**Work request**
The response should be an exact copy of the records, with the pictures removed.

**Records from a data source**
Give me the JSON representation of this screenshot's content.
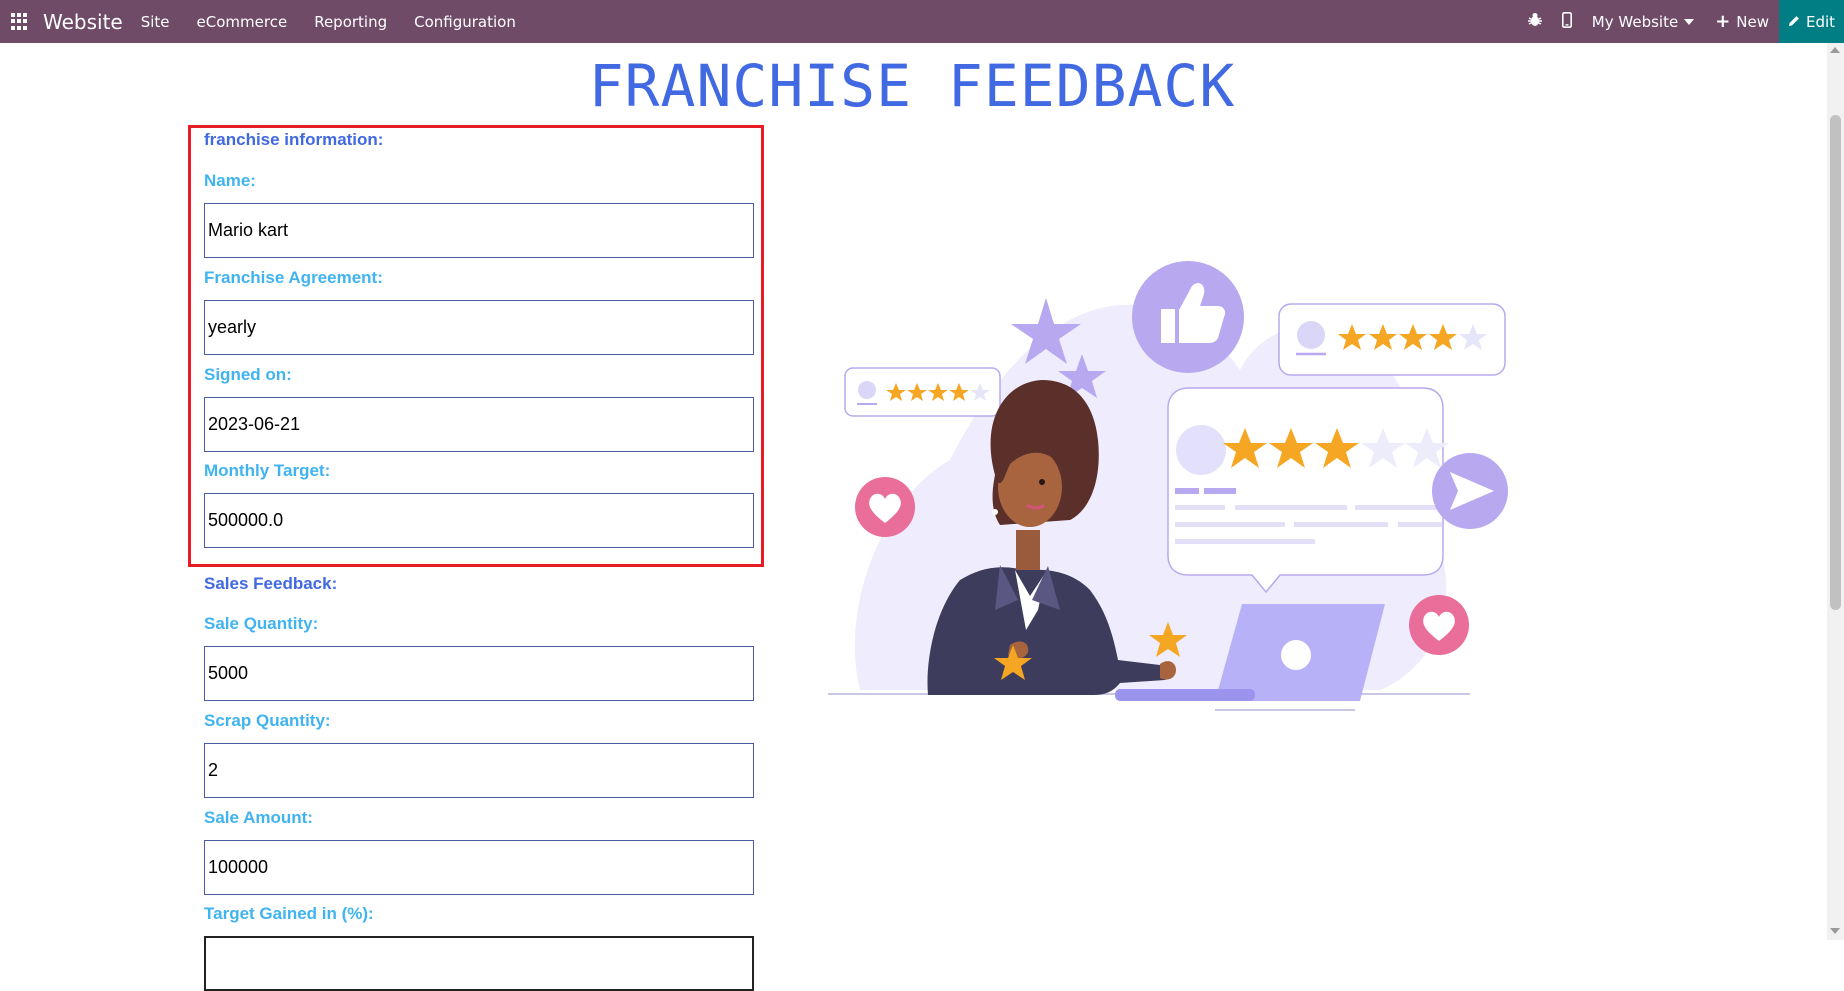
{
  "navbar": {
    "brand": "Website",
    "menu": [
      "Site",
      "eCommerce",
      "Reporting",
      "Configuration"
    ],
    "my_website": "My Website",
    "new_label": "New",
    "edit_label": "Edit"
  },
  "page": {
    "title": "FRANCHISE FEEDBACK",
    "franchise_section": "franchise information:",
    "name_label": "Name:",
    "name_value": "Mario kart",
    "agreement_label": "Franchise Agreement:",
    "agreement_value": "yearly",
    "signed_label": "Signed on:",
    "signed_value": "2023-06-21",
    "target_label": "Monthly Target:",
    "target_value": "500000.0",
    "sales_section": "Sales Feedback:",
    "sale_qty_label": "Sale Quantity:",
    "sale_qty_value": "5000",
    "scrap_qty_label": "Scrap Quantity:",
    "scrap_qty_value": "2",
    "sale_amount_label": "Sale Amount:",
    "sale_amount_value": "100000",
    "target_gained_label": "Target Gained in (%):",
    "target_gained_value": ""
  },
  "colors": {
    "navbar": "#6f4b68",
    "edit": "#017e84",
    "title": "#4169e1",
    "section": "#4169e1",
    "label": "#40b4f0",
    "highlight": "#e81c24",
    "star": "#f5a623",
    "purple": "#b8a8f0"
  },
  "icons": [
    "apps-grid-icon",
    "bug-icon",
    "mobile-icon",
    "caret-down-icon",
    "plus-icon",
    "pencil-icon"
  ]
}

**Output for this exercise**
Give me the JSON representation of this screenshot's content.
{
  "navbar": {
    "brand": "Website",
    "menu": [
      "Site",
      "eCommerce",
      "Reporting",
      "Configuration"
    ],
    "my_website": "My Website",
    "new_label": "New",
    "edit_label": "Edit"
  },
  "page": {
    "title": "FRANCHISE FEEDBACK",
    "franchise_section": "franchise information:",
    "name_label": "Name:",
    "name_value": "Mario kart",
    "agreement_label": "Franchise Agreement:",
    "agreement_value": "yearly",
    "signed_label": "Signed on:",
    "signed_value": "2023-06-21",
    "target_label": "Monthly Target:",
    "target_value": "500000.0",
    "sales_section": "Sales Feedback:",
    "sale_qty_label": "Sale Quantity:",
    "sale_qty_value": "5000",
    "scrap_qty_label": "Scrap Quantity:",
    "scrap_qty_value": "2",
    "sale_amount_label": "Sale Amount:",
    "sale_amount_value": "100000",
    "target_gained_label": "Target Gained in (%):",
    "target_gained_value": ""
  },
  "colors": {
    "navbar": "#6f4b68",
    "edit": "#017e84",
    "title": "#4169e1",
    "section": "#4169e1",
    "label": "#40b4f0",
    "highlight": "#e81c24",
    "star": "#f5a623",
    "purple": "#b8a8f0"
  },
  "icons": [
    "apps-grid-icon",
    "bug-icon",
    "mobile-icon",
    "caret-down-icon",
    "plus-icon",
    "pencil-icon"
  ]
}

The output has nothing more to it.